Fall is my favorite--I like to think it's a time for new beginnings.
Public school years start, universities open, and colder, crisper air replaces the stagnant, moist collections that have been dangling all around us and in us the entire summer. That air was heavy repressive; it held us back. Fall winds push us forward, propel us into what we believe and hope and wish are greater things.
The months and moments that make up fall are unpredictable. A walk outside could require a coat, or just a scarf. Maybe you'll see your breath, but only maybe. Smokers look better in the fall, too. Anyone who doesn't believe this has never straddled scaffolding on Broadway and East 10th, watching them puff and crack up at some pointless joke their smoking buddies made. The monotony of it is lost in fall's shifting way of unhinging the routine: they draw the cigarette up--inhale--wait--exhale. It becomes something else altogether, though I'm not sure that I could say exactly what it becomes during those months. It 's warm outside, but not sticky enough to make you fidgety. It's chilly, but not cold enough to make those smoker-spy trips to the scaffolding--the wall, the bench, wherever--unbearable.

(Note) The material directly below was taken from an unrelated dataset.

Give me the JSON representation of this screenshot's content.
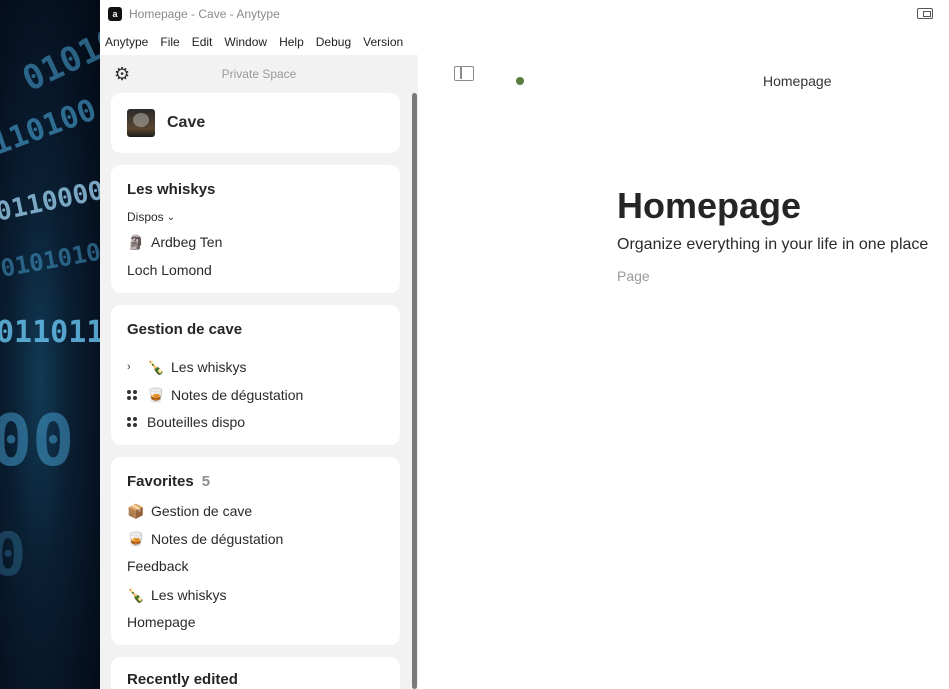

Fall is about finding new ways to say old things, and I find that nice. Routine comments are reborn when summer slips away and fall rolls in. The tedious sayings and doings of summer become dul midway through July, but suddenly there are new ways to spend afternoons: there is a new season to prepare for. Instead of a cold drink, let's get a hot coffee together tomorrow; if we are bored, we can take a walk and watch the colors of the leaves turn, rather than laying out at the beach down the street. Even when you run out of things to talk about, the weather comes to your rescue; it's different, and in following that pattern, we become, if even in just the slightest of ways, different too.

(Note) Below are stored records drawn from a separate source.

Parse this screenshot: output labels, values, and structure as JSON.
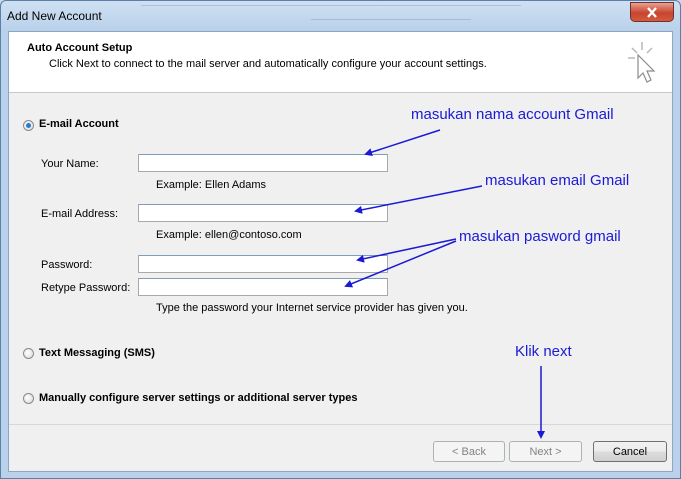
{
  "window": {
    "title": "Add New Account"
  },
  "header": {
    "title": "Auto Account Setup",
    "subtitle": "Click Next to connect to the mail server and automatically configure your account settings."
  },
  "options": {
    "email": {
      "label": "E-mail Account",
      "selected": true
    },
    "sms": {
      "label": "Text Messaging (SMS)",
      "selected": false
    },
    "manual": {
      "label": "Manually configure server settings or additional server types",
      "selected": false
    }
  },
  "form": {
    "name": {
      "label": "Your Name:",
      "value": "",
      "hint": "Example: Ellen Adams"
    },
    "email": {
      "label": "E-mail Address:",
      "value": "",
      "hint": "Example: ellen@contoso.com"
    },
    "password": {
      "label": "Password:",
      "value": ""
    },
    "retype": {
      "label": "Retype Password:",
      "value": "",
      "hint": "Type the password your Internet service provider has given you."
    }
  },
  "buttons": {
    "back": "< Back",
    "next": "Next >",
    "cancel": "Cancel"
  },
  "annotations": {
    "name": "masukan nama account Gmail",
    "email": "masukan email Gmail",
    "password": "masukan pasword gmail",
    "next": "Klik next"
  },
  "colors": {
    "annotation": "#1a1ad6",
    "radio_selected": "#2a7bd0",
    "close_button": "#c8452f"
  },
  "icons": {
    "close": "close-icon",
    "header": "cursor-click-icon"
  }
}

Being outside is exciting, sometimes even daring. The wind may decide to whip your hair about, but it's okay, because it's happening to everyone else around you, and there's an odd comfort in shared messy hair. In a city where strangers do not usually exchange smiles unless they are exchanging numbers, fall brings people together in a roundabout manner. Newspapers slip from hands, feet miss subway steps, and hands go rushing out from every direction. Thank goodness no one was hurt, no op-eds harmed.
And people-watching is an activity some center their lives around, when they're not too busy living them. Because the weather is so perfect, it is not unpleasant to sandwich yourself between a couple with a rowdy dog and a woman with two toddlers on a bench in Washington Square Park, watching the world pulse and pass by.

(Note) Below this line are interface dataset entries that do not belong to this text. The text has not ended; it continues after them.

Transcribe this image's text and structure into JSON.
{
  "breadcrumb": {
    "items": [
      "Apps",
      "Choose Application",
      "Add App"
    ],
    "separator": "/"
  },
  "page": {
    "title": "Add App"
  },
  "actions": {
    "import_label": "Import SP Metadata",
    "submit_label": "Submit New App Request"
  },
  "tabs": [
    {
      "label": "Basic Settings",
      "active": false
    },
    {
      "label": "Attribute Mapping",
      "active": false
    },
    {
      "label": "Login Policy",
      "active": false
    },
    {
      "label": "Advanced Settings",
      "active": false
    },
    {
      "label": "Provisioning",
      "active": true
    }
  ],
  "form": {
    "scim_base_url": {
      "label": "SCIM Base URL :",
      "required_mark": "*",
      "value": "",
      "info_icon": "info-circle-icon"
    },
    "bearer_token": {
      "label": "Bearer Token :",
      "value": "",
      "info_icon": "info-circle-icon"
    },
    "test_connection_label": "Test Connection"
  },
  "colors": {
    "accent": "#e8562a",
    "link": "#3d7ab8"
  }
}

Married men checking out the flirtatious NYU girls, hipsters slouching while pursing their lips, there is the random father kicking a soccer ball with his son. That same fanatical man forever standing atop the fountain pillars in a cape, waving a rusty sword around and daring anyone to challenge him in a duel. The arguing boyfriend and girlfriend, when you get daring enough and can perfect the I'm-not-listening face.
All of these things you see you laugh at, mock even, when you know, you know it will be you maybe an hour from then. That's the crazy thing about the city: no one cares about other people, except for when they do.
And fall is the perfect observing forum for this kind of phenomenon. In between the half-naked trees and the pathetic puddles that won't freeze up for several more weeks, dozens of universes exist and sometimes happen to collide. You are here, I am here, let's ignore each other while I listen to you complain about your bikini wax and What's-His-Face's lack of commitment into your cell phone. Dishing out sympathy, advice or a wake up call in my head. For whose sake, I don't know. Maybe yours, more likely mine. But remember, I don't care.
And all the while, the wind is pushing people together, pulling them apart. It is comforting and savage all at once. When you huddle with someone in between the tall columns of Silver Center, hiding from the gusts blowing your skirt up, your knees clanging together, you feel excitement. Because even though it's cold and you think you've never been this cold, wondering why you didn't throw on a jacket, what a stupid thing to forget, you are giggling like a maniac and laughing louder and louder. Fall can make any situation more dramatic, more life changing. I think I'm in love with what everything and everyone is, in the fall.
But then the season changes, doesn't it? Of course it does; it has to. I sometimes forget that, when I exit the subway on the Avenue of the Americas in the mornings, gliding my hand along the banister as I race up the stairs, smelling that crisp autumn scent that tricks me into thinking I can taste this slippery season in the smallest corners of my mouth. I forget that I need it to change, to skulk away as stealthily as it came.
It's just that sometimes the things coming out of other people's mouths sound half-assed to me; even some of the things I say have a tinny, hollow feel to them, just hanging in the air. In the darkest rooms of my mind, I fear it all might be pretend.
But in the fall, that kind of crap is okay. It's just easier to take a page out of fall's book, and let impatient winds sweep everything away, both pesky and wanted. It's hard, when you first realize that wonderful beginnings sometimes come to disappointing ends. But there's a small kind of comfort in knowing that when that wind abates, another is coming soon. It's on its way bringing the conversation from the other side of the fountain, the smoke from someone's dying cigarette, the hope you've been counting on and holding your breath for.
This work is licensed under a Creative Commons Attribution-Noncommercial-No Derivative Works 3.0 License.